Tomorrow War is a lot like Infinite. They both have a touch of straight-to-video about them, in their simple but evocative sci-fi premises and overblown action scenes. They both feature a big movie star playing an everyman in a jam: Here it's Pratt, while Mark Wahlberg toplined Infinite. That's probably the defining difference between the two movies, explaining why Tomorrow War is so much more watchable. Wahlberg brought an earnest, furrowed-brow seriousness to Infinite, the joyless energy you'd imagine gets him into the gym at 4 a.m. Pratt, meanwhile, is in on the joke. And that means, by extension, so are you. The Tomorrow War isn't just funny, it's fun.

If we're going to compare this to another movie, it's more like the fondly remembered 2014 actioner Edge of Tomorrow, also based around a time-twisting alien invasion. Edge of Tomorrow featured Tom Cruise in a surprisingly comic performance, and that's the secret ingredient here too. J.K. Simmons wrings some deadpan humor from his relatively small role, while Sam Richardson (who you may recognize from later series of Veep) is great value as the comic sidekick (including one particularly good joke about Will Smith/Independence Day). Yvonne Strahovski, meanwhile, gets the short end of the stick as she's forced to carry the film's drama almost solo while also barking lines like "Goddammit, Dan! Get the hell out of there!"

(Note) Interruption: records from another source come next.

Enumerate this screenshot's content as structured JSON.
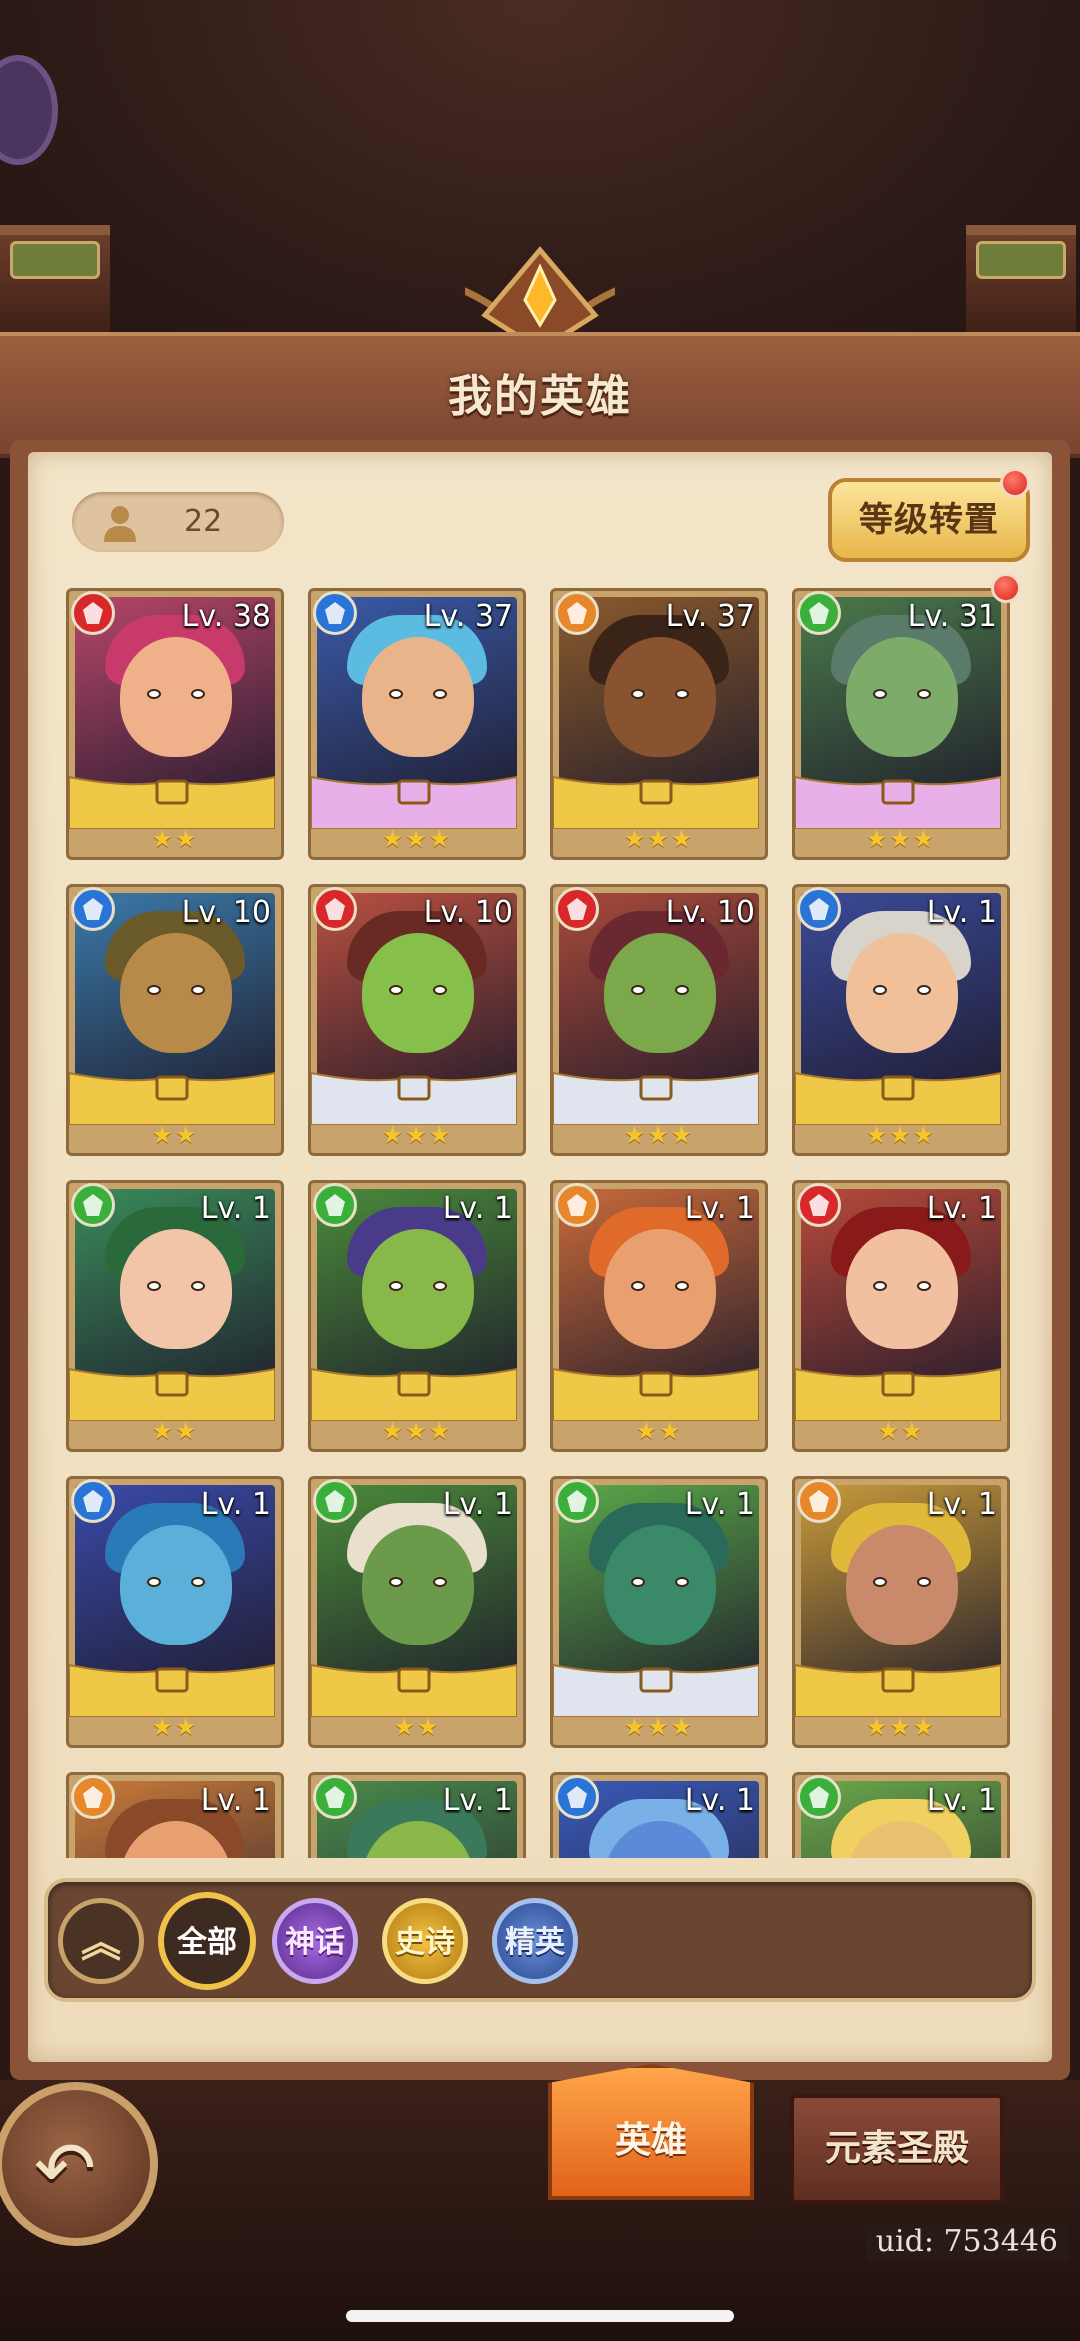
{
  "title": "我的英雄",
  "hero_count": "22",
  "level_reset_label": "等级转置",
  "heroes": [
    {
      "level": "Lv. 38",
      "element": "fire",
      "stars": "★★",
      "bg": "#b7466a",
      "skin": "#f0b08a",
      "hair": "#c83a6a",
      "frame": "gold"
    },
    {
      "level": "Lv. 37",
      "element": "water",
      "stars": "★★★",
      "bg": "#3a5aa8",
      "skin": "#e9b48a",
      "hair": "#5bbbe0",
      "frame": "pink"
    },
    {
      "level": "Lv. 37",
      "element": "light",
      "stars": "★★★",
      "bg": "#8a5a2c",
      "skin": "#8a5330",
      "hair": "#3a2418",
      "frame": "gold"
    },
    {
      "level": "Lv. 31",
      "element": "wind",
      "stars": "★★★",
      "bg": "#4a7a4a",
      "skin": "#7dab6a",
      "hair": "#5a7a6a",
      "frame": "pink"
    },
    {
      "level": "Lv. 10",
      "element": "water",
      "stars": "★★",
      "bg": "#3a7aa8",
      "skin": "#b88a4a",
      "hair": "#6a5a2a",
      "frame": "gold"
    },
    {
      "level": "Lv. 10",
      "element": "fire",
      "stars": "★★★",
      "bg": "#b85040",
      "skin": "#86c04a",
      "hair": "#6a2a24",
      "frame": "silver"
    },
    {
      "level": "Lv. 10",
      "element": "fire",
      "stars": "★★★",
      "bg": "#a84a3a",
      "skin": "#7aa84a",
      "hair": "#6a2830",
      "frame": "silver"
    },
    {
      "level": "Lv. 1",
      "element": "water",
      "stars": "★★★",
      "bg": "#3a4a98",
      "skin": "#f0c09a",
      "hair": "#d8d4cc",
      "frame": "gold"
    },
    {
      "level": "Lv. 1",
      "element": "wind",
      "stars": "★★",
      "bg": "#3a8a5a",
      "skin": "#f2c4a8",
      "hair": "#2a6a3a",
      "frame": "gold"
    },
    {
      "level": "Lv. 1",
      "element": "wind",
      "stars": "★★★",
      "bg": "#4a8a3a",
      "skin": "#88b84a",
      "hair": "#4a3a8a",
      "frame": "gold"
    },
    {
      "level": "Lv. 1",
      "element": "light",
      "stars": "★★",
      "bg": "#c86a3a",
      "skin": "#e8a070",
      "hair": "#e06a2a",
      "frame": "gold"
    },
    {
      "level": "Lv. 1",
      "element": "fire",
      "stars": "★★",
      "bg": "#b84a3a",
      "skin": "#f2c0a0",
      "hair": "#8a1a1a",
      "frame": "gold"
    },
    {
      "level": "Lv. 1",
      "element": "water",
      "stars": "★★",
      "bg": "#3a4aa8",
      "skin": "#5ab0d8",
      "hair": "#2a7ab8",
      "frame": "gold"
    },
    {
      "level": "Lv. 1",
      "element": "wind",
      "stars": "★★",
      "bg": "#4a8a3a",
      "skin": "#6a9a4a",
      "hair": "#e8e0cc",
      "frame": "gold"
    },
    {
      "level": "Lv. 1",
      "element": "wind",
      "stars": "★★★",
      "bg": "#5aa84a",
      "skin": "#3a8a6a",
      "hair": "#2a6a5a",
      "frame": "silver"
    },
    {
      "level": "Lv. 1",
      "element": "light",
      "stars": "★★★",
      "bg": "#c89a3a",
      "skin": "#c88a6a",
      "hair": "#e0b83a",
      "frame": "gold"
    },
    {
      "level": "Lv. 1",
      "element": "light",
      "stars": "★★",
      "bg": "#c87a3a",
      "skin": "#e8a070",
      "hair": "#8a4a2a",
      "frame": "gold"
    },
    {
      "level": "Lv. 1",
      "element": "wind",
      "stars": "★★",
      "bg": "#4a8a4a",
      "skin": "#8ab84a",
      "hair": "#3a7a5a",
      "frame": "gold"
    },
    {
      "level": "Lv. 1",
      "element": "water",
      "stars": "★★",
      "bg": "#3a5ab8",
      "skin": "#5a8ad8",
      "hair": "#7ab0e8",
      "frame": "gold"
    },
    {
      "level": "Lv. 1",
      "element": "wind",
      "stars": "★★",
      "bg": "#6aa84a",
      "skin": "#e8c070",
      "hair": "#f0d060",
      "frame": "gold"
    }
  ],
  "filters": {
    "collapse_icon": "chevron-double-up-icon",
    "all_label": "全部",
    "mythic_label": "神话",
    "epic_label": "史诗",
    "elite_label": "精英"
  },
  "tabs": {
    "heroes_label": "英雄",
    "temple_label": "元素圣殿"
  },
  "uid_text": "uid: 753446",
  "element_colors": {
    "fire": "#d8282a",
    "water": "#2a74d8",
    "light": "#e8862a",
    "wind": "#3ab03a"
  },
  "notification_dots": [
    "level-reset-button",
    "hero-4"
  ]
}
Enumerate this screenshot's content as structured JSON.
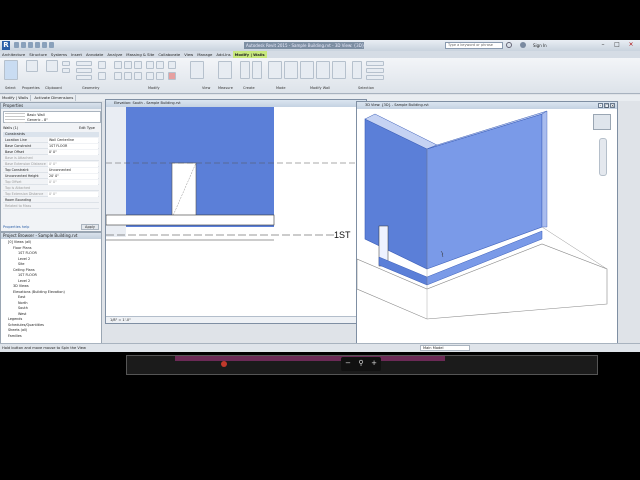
{
  "app": {
    "title": "Autodesk Revit 2015 - Sample Building.rvt - 3D View: {3D}",
    "search_placeholder": "Type a keyword or phrase",
    "sign_in": "Sign In"
  },
  "tabs": [
    "Architecture",
    "Structure",
    "Systems",
    "Insert",
    "Annotate",
    "Analyze",
    "Massing & Site",
    "Collaborate",
    "View",
    "Manage",
    "Add-Ins",
    "Modify | Walls"
  ],
  "active_tab": "Modify | Walls",
  "ribbon_groups": [
    "Select",
    "Properties",
    "Clipboard",
    "Geometry",
    "Modify",
    "View",
    "Measure",
    "Create",
    "Mode",
    "Modify Wall",
    "Selection"
  ],
  "ribbon_buttons": {
    "modify": "Modify",
    "paste": "Paste",
    "cope": "Cope",
    "cut": "Cut",
    "join": "Join",
    "edit_profile": "Edit Profile",
    "reset_profile": "Reset Profile",
    "wall_opening": "Wall Opening",
    "attach": "Attach Top/Base",
    "detach": "Detach Top/Base",
    "filter": "Filter",
    "save": "Save",
    "load": "Load",
    "edit": "Edit"
  },
  "modify_bar": [
    "Modify | Walls",
    "Activate Dimensions"
  ],
  "properties": {
    "title": "Properties",
    "type_family": "Basic Wall",
    "type_name": "Generic - 8\"",
    "type_selector": "Walls (1)",
    "edit_type": "Edit Type",
    "section": "Constraints",
    "rows": [
      {
        "label": "Location Line",
        "value": "Wall Centerline",
        "grey": false
      },
      {
        "label": "Base Constraint",
        "value": "1ST FLOOR",
        "grey": false
      },
      {
        "label": "Base Offset",
        "value": "0' 0\"",
        "grey": false
      },
      {
        "label": "Base is Attached",
        "value": "",
        "grey": true
      },
      {
        "label": "Base Extension Distance",
        "value": "0' 0\"",
        "grey": true
      },
      {
        "label": "Top Constraint",
        "value": "Unconnected",
        "grey": false
      },
      {
        "label": "Unconnected Height",
        "value": "20' 0\"",
        "grey": false
      },
      {
        "label": "Top Offset",
        "value": "0' 0\"",
        "grey": true
      },
      {
        "label": "Top is Attached",
        "value": "",
        "grey": true
      },
      {
        "label": "Top Extension Distance",
        "value": "0' 0\"",
        "grey": true
      },
      {
        "label": "Room Bounding",
        "value": "",
        "grey": false
      },
      {
        "label": "Related to Mass",
        "value": "",
        "grey": true
      }
    ],
    "help": "Properties help",
    "apply": "Apply"
  },
  "browser": {
    "title": "Project Browser - Sample Building.rvt",
    "items": [
      {
        "text": "[0] Views (all)",
        "indent": 1
      },
      {
        "text": "Floor Plans",
        "indent": 2
      },
      {
        "text": "1ST FLOOR",
        "indent": 3
      },
      {
        "text": "Level 2",
        "indent": 3
      },
      {
        "text": "Site",
        "indent": 3
      },
      {
        "text": "Ceiling Plans",
        "indent": 2
      },
      {
        "text": "1ST FLOOR",
        "indent": 3
      },
      {
        "text": "Level 2",
        "indent": 3
      },
      {
        "text": "3D Views",
        "indent": 2
      },
      {
        "text": "Elevations (Building Elevation)",
        "indent": 2
      },
      {
        "text": "East",
        "indent": 3
      },
      {
        "text": "North",
        "indent": 3
      },
      {
        "text": "South",
        "indent": 3
      },
      {
        "text": "West",
        "indent": 3
      },
      {
        "text": "Legends",
        "indent": 1
      },
      {
        "text": "Schedules/Quantities",
        "indent": 1
      },
      {
        "text": "Sheets (all)",
        "indent": 1
      },
      {
        "text": "Families",
        "indent": 1
      }
    ]
  },
  "south_view": {
    "title": "Elevation: South - Sample Building.rvt",
    "level_label": "1ST",
    "scale": "1/8\" = 1'-0\""
  },
  "view3d": {
    "title": "3D View: {3D} - Sample Building.rvt",
    "scale": "1/8\" = 1'-0\""
  },
  "status": {
    "text": "Hold button and move mouse to Spin the View",
    "model": "Main Model"
  },
  "colors": {
    "wall_blue": "#5b7fd8",
    "selection_blue": "#6d8ee8",
    "active_tab": "#c7e87c"
  }
}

Humor keeps the action on the right side of monotonous throughout The Tomorrow War's frankly unnecessary two-hour-and-twenty-minute runtime. A big factor in the film's inflated length is the amount of time spent watching Pratt and his fellow combatants unload endless ammo clips into computer-generated swarms of beasties. It's like watching a YouTube video of someone else playing a video game, namely Call of Duty: James Cameron Aliens edition. It's surely no coincidence the film opens with an abrupt shot of Chris Pratt dropping out of the sky like a video game character spawning.

Intriguingly, it's not all fun and blasting. "Science is important," deadpans Pratt in an early scene, "so we need to focus up." And indeed, science is important in The Tomorrow War. How else could we get the film's tortuous time travel technology and horrifying toxic bioweapons. In fact, the nightmarish science feels more like some odd pitch for army recruitment (the US military is extensively thanked in the credits) than a genuine advert for STEM education.

Despite the slightly icky "kill 'em all" attitude, there's something urgent and honorable about a film that focuses on how people of today need to wholeheartedly fight to preserve the future for all our children. Hey, at least it's smarter than Fast and Furious 9.

With tense, thrilling action and winning performances from Pratt and chums, The Tomorrow War is a decent streaming flick that could've done well on the big screen (although you can't skip past the boring bits in a theater). It's too damn long, but so's everything else. At least this time travel romp has good comic timing.